### Input
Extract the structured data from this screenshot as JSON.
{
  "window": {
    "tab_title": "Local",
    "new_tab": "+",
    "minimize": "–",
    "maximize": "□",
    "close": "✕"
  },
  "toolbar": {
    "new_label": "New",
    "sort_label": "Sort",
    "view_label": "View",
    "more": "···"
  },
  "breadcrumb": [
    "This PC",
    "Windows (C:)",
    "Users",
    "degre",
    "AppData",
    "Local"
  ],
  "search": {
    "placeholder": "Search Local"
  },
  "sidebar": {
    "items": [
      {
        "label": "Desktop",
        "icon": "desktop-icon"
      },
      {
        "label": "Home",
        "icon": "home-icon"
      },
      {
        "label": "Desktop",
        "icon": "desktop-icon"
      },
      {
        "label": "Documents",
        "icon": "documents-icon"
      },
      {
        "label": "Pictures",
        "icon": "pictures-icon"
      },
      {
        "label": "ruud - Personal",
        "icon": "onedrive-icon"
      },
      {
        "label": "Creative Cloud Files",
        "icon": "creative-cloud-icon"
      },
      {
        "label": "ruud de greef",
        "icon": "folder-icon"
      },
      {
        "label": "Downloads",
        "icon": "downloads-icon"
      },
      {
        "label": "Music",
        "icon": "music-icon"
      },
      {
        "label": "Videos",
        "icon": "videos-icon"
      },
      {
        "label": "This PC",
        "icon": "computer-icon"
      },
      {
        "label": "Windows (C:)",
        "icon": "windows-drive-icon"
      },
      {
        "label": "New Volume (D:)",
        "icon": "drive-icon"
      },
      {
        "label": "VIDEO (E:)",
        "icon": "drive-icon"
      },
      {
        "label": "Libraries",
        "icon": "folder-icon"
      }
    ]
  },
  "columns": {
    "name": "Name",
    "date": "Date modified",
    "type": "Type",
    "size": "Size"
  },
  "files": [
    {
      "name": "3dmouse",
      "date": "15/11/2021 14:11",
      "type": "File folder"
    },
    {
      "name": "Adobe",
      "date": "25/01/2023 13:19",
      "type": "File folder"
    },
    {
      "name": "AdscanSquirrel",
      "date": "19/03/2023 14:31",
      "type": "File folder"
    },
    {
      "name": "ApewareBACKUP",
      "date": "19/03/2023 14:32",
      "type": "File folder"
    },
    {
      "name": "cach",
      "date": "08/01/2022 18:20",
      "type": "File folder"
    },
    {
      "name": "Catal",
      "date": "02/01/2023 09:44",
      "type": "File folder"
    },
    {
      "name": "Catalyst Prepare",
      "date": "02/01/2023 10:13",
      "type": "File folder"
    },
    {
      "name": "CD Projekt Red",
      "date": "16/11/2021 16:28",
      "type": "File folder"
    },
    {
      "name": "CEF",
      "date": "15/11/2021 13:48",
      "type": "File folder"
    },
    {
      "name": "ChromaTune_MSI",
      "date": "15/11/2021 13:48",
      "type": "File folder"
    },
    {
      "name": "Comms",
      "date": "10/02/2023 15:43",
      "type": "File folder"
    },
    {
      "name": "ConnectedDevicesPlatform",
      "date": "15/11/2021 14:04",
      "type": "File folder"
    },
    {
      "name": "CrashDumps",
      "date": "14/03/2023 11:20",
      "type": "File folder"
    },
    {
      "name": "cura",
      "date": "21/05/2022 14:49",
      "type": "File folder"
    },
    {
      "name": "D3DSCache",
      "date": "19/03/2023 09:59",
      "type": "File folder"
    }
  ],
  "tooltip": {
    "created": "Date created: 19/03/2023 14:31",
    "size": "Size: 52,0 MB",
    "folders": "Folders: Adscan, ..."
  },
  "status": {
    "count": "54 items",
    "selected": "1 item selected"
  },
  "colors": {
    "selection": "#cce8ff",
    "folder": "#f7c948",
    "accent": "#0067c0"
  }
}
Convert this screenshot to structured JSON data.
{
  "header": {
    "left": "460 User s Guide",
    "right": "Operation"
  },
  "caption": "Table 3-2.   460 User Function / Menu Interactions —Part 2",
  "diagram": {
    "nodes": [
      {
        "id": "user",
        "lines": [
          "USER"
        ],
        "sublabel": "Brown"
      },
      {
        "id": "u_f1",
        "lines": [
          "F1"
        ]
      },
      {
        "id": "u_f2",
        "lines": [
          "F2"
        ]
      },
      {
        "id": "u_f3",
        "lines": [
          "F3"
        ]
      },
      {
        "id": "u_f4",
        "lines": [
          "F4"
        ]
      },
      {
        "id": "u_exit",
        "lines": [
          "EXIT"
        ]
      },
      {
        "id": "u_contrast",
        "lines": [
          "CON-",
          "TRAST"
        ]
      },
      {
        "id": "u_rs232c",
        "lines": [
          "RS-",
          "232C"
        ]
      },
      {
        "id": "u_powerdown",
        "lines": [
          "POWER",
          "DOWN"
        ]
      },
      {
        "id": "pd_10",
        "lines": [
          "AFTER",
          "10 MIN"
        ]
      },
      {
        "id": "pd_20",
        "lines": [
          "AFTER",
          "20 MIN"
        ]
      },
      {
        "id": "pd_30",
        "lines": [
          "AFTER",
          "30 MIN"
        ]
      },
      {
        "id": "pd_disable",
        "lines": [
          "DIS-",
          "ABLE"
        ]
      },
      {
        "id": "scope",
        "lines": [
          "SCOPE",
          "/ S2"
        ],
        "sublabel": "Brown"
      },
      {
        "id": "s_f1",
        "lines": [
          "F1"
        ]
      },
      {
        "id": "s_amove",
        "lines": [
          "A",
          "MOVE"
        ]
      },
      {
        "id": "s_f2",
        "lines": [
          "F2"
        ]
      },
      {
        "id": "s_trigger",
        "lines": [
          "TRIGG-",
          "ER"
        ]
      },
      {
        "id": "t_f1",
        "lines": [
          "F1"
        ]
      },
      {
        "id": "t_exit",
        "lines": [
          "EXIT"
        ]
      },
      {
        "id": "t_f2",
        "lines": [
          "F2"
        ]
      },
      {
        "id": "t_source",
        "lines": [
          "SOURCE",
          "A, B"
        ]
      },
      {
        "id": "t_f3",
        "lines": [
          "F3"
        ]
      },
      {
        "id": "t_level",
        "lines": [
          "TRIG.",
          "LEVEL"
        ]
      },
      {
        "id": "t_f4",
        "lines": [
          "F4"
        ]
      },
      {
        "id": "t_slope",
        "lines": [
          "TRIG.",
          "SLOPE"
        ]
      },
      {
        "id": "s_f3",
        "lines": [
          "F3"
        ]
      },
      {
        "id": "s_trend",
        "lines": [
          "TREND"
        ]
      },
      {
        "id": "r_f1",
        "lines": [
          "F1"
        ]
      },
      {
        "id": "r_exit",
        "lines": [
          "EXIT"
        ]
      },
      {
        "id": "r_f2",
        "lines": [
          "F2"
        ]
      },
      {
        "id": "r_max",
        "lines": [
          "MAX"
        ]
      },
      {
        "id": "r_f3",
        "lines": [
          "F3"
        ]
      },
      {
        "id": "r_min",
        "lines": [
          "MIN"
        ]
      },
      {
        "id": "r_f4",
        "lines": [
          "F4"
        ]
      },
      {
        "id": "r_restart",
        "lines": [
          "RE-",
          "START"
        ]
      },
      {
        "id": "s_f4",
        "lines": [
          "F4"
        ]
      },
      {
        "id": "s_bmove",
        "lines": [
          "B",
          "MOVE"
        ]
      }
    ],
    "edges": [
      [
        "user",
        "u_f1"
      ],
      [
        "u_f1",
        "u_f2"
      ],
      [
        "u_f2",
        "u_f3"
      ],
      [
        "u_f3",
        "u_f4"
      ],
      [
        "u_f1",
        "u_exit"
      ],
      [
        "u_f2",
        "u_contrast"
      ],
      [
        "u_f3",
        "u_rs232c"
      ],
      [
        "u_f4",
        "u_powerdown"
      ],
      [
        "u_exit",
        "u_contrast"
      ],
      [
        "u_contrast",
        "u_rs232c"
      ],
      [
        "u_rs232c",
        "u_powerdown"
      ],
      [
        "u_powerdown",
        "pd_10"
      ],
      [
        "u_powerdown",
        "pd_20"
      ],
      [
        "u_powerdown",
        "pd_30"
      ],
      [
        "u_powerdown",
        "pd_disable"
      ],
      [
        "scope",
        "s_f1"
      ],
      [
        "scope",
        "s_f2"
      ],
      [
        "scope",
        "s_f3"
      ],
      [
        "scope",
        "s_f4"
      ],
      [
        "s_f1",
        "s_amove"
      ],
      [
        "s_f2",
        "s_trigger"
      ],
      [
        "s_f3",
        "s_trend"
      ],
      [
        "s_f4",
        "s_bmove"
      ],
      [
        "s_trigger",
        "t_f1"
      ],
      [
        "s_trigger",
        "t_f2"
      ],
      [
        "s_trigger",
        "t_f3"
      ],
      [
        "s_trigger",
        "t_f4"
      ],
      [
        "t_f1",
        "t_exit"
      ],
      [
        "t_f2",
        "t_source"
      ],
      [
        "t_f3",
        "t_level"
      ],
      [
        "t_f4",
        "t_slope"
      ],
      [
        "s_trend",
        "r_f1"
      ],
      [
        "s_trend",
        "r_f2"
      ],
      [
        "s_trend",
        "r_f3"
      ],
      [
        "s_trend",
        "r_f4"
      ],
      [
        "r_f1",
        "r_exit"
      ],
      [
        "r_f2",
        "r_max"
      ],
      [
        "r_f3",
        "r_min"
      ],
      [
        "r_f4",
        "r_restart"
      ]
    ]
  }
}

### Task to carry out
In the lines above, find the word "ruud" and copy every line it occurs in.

### Output below
        "label": "ruud - Personal",
        "label": "ruud de greef",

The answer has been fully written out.